The recent case of Cambridge Live, which appeared for sentence before Peterborough Magistrates Court on 6th September, brought home the fact that charities are not immune to prosecution for health and safety offences and also that having charitable objectives will not of itself be sufficient to avoid large financial penalties in terms of fines and costs.
The circumstances of the case were that the charity organised a bonfire night celebration which included fairground rides on the 4th November 2015. A cyclist was involved in a collision with a lorry carrying dodgems and as a consequence lost a leg and had to undergo a series of operations. The impact did not end there and understandably she also suffered psychological damage as a result.
The charity had been set up by Cambridge City Council to run events in Cambridge. The fact that it was a charity did not prevent the imposition of a large fine.
The charity admitted the breach of health and safety law at an early stage which mitigated the penalty they faced. The charity also reviewed its procedures and ensured that in future there was a process for closing footpaths in the area when events were being set-up and taken down. On the 4th November there were no barriers to separate the public from large vehicles which may have been a significant contributory factor to the incident. In health and safety management terms it appeared that any risk assessment that had been undertaken was insufficient.
The charity was prosecuted under s3 Health and Safety at Work etc. Act 1974 for failing in its duty to ensure the health and safety of people affected by their work, and failing to undertake a suitable and sufficient risk assessment contrary to regulation 3 Management of Health and Safety at Work Regulations 1992. Notwithstanding the mitigating features Peterborough Magistrates Court imposed a fine of £30,000 and costs of £6654.37, a substantial amount for any charity to bear but a figure which it is likely was considerably less than the sentencing guidelines. The guidelines, introduced in February 2016 and applicable to all cases sentenced after that time, raised the bar considerably in relation to the level of penalties imposed. The penalties are calculated according to three criteria – culpability, harm and turnover. For an organisation with a turnover of less than £2 million, in circumstances where the culpability is high (which will be the case in most prosecutions) and harm significant a fine of up to £110,000 is within the range of sentencing. The court can take account of the profitability of an organisation and the effect of any penalty on service users and may make a proportionate adjustment as a consequence, but as can be seen in this case that will mitigate a large fine but will not eliminate it.

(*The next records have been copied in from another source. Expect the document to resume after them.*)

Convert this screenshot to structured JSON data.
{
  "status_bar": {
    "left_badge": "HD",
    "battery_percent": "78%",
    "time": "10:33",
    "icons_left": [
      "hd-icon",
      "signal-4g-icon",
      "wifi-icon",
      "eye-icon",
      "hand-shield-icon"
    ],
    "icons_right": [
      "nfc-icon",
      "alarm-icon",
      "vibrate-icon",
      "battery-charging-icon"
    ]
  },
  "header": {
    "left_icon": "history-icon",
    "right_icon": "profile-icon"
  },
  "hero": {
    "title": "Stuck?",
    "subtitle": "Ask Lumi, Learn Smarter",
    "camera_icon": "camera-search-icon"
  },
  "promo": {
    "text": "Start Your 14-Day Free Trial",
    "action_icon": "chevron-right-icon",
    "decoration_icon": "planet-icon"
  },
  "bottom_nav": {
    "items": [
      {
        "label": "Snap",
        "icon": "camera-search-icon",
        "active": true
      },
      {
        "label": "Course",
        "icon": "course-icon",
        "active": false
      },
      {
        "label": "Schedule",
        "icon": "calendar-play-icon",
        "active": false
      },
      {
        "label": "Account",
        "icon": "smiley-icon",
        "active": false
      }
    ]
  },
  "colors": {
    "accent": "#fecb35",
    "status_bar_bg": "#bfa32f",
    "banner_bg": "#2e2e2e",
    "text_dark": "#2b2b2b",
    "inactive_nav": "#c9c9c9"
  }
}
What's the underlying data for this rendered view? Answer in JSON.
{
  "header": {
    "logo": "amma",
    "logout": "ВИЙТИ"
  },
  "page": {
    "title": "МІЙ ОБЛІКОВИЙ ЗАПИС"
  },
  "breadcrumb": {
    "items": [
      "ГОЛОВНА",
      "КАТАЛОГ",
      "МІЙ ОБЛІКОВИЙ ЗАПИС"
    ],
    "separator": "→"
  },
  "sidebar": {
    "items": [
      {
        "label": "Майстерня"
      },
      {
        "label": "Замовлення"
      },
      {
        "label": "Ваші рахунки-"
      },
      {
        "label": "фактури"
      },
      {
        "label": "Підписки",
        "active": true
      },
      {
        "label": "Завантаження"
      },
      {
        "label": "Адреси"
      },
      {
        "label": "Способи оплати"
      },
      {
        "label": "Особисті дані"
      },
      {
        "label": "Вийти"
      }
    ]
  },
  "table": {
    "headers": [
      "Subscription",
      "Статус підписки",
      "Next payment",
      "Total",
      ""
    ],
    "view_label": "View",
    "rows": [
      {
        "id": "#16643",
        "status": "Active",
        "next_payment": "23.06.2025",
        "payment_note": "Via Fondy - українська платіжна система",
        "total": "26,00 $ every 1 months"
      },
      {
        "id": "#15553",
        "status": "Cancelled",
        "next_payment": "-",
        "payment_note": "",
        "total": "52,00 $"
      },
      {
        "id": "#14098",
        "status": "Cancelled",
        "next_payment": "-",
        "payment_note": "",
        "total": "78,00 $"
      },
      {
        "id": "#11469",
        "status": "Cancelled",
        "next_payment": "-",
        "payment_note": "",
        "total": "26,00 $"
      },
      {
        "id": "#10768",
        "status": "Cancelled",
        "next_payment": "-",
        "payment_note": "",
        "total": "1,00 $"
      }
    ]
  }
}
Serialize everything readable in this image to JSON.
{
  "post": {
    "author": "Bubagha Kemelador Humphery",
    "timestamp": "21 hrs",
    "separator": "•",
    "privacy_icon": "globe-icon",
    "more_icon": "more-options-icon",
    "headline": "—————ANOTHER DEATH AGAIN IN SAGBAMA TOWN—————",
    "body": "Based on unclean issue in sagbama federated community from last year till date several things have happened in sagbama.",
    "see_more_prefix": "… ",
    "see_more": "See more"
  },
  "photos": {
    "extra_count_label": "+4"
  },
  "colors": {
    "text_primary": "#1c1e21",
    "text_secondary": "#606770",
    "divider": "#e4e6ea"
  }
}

In this case there was no prosecution of Trustees or Senior Managers but that is always an option where an offence has been committed as a consequence of the consent or connivance of such a person or attributable to neglect on their part. Of course, the sentencing of individuals is in many respects greater than that on corporate entities as it can include the imposition of a prison sentence, although very often in health and safety prosecutions that sentence will be suspended.
In addition, unlike in the case of civil claims for damages it is not possible to insure against any financial penalty so the penalties will come directly from the charity or individual, whichever the case may be. There is also the attendant bad publicity to contend with too, which for some charities can have the most significant impact depending on the circumstances and also the nature of the charity’s objectives.
It is essential that charities have a health and safety policy and a suite of documents from that point downwards to risk assessments and, if appropriate, safe systems of work to ensure compliance. In addition, staff must be given appropriate training and it is also important to remember that any health and safety document is a live document which needs regular review and evaluation. There is no point having documents and systems “in place” that are then ignored.